While development in this field has improved the sensitivity of cancer antigen 125 monitoring, its effectiveness in finding ovarian cancer in its starting remains limited. Ovarian cancer often presents nonspecific symptoms or is without symptoms in its early stages, making early finding difficult. Efforts are on the way to develop complementary biomarkers and screening methods to aid in the early spotting of ovarian cancer. 

 Dynamic Nature: 

Cancer antigen 125 protein levels can vary in response to various factors, including menstrual cycle, pregnancy, and certain other types of cancers. These changes can lead to different results, causing doubts and potential confusion in clinical decision-making. Further research is crucial to understand better and account for these changes to ensure the correct results of the CA125 Blood Kit. 

Conclusion

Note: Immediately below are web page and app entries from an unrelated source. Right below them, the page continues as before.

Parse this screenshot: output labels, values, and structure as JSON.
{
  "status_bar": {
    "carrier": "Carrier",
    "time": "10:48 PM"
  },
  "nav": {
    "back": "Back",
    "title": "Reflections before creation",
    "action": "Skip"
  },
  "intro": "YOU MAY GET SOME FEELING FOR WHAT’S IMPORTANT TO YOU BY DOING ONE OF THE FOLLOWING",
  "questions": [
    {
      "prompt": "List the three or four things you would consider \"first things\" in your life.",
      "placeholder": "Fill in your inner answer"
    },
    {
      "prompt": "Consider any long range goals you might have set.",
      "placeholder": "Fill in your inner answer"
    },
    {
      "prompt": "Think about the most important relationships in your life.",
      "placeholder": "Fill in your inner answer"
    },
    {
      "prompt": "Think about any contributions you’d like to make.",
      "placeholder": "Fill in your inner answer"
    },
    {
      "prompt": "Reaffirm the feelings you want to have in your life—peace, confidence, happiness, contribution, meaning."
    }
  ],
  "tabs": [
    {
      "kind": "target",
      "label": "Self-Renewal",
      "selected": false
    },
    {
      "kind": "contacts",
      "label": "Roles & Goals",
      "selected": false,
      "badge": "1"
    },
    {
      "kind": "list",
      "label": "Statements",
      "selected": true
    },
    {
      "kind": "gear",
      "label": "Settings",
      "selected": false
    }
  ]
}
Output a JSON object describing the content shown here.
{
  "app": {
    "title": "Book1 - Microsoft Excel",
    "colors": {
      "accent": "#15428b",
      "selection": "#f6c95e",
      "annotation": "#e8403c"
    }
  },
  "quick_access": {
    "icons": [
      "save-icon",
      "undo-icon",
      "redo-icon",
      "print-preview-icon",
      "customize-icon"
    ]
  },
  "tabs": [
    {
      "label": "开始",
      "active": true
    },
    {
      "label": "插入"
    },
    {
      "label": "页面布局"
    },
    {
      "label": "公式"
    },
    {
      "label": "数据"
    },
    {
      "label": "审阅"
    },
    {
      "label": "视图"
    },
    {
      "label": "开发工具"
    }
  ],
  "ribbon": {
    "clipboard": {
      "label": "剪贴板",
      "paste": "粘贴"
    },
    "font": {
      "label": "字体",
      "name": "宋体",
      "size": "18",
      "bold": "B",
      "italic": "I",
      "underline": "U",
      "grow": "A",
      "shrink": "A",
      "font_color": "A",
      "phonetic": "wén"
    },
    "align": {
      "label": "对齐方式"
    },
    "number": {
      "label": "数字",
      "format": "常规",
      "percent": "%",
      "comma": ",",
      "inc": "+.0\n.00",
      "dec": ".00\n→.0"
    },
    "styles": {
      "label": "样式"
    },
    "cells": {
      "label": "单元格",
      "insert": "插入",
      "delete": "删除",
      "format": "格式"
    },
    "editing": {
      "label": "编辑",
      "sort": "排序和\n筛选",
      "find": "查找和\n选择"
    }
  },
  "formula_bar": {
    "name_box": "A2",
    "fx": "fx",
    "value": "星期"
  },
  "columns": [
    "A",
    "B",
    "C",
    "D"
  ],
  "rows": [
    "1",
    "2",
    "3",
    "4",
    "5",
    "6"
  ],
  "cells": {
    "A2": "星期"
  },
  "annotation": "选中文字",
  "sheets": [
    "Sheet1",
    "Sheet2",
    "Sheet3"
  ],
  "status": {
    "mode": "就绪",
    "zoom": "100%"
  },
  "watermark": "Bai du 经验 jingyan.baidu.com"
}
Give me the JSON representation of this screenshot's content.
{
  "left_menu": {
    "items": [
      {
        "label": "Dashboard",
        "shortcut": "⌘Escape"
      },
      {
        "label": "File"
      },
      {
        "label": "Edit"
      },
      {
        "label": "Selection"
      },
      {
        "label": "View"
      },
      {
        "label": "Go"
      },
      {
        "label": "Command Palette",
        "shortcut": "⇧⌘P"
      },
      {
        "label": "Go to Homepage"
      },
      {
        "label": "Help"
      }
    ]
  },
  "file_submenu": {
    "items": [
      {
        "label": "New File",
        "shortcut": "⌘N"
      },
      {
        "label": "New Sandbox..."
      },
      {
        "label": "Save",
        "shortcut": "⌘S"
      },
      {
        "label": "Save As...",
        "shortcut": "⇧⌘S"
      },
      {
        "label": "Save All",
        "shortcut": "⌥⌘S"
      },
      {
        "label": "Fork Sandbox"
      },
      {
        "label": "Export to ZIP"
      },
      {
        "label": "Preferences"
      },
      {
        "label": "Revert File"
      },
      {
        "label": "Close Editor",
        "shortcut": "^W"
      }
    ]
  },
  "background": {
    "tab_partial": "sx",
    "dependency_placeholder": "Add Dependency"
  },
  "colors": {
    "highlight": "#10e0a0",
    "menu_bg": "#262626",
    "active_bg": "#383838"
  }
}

The field of COVID-19 screening in London has seen remarkable developments, making rapid and correct virus findings. Similarly, the CA125 Test has faced significant effects, increasing its sensitivity and specificity and expanding its role in finding and monitoring ovarian cancer. Technologies like rapid antigen exams, molecular monitoring, and serological sampling have changed how we see and monitor the disease. However, challenges in the supply chain, variant finding, and monitoring availability persist, requiring joint efforts from scientists, medical workers, and doctors. By facing these challenges, we can further improve monitoring plans and effectively combat the spread of COVID-19 worldwide. For the ovarian cancer threat, further research is crucial to handling the challenges in cancer antigen CA125 Blood kits. By improving this medical tool, we can make strides in early findings, improve patient results, and ultimately save more lives in the battle against ovarian cancer.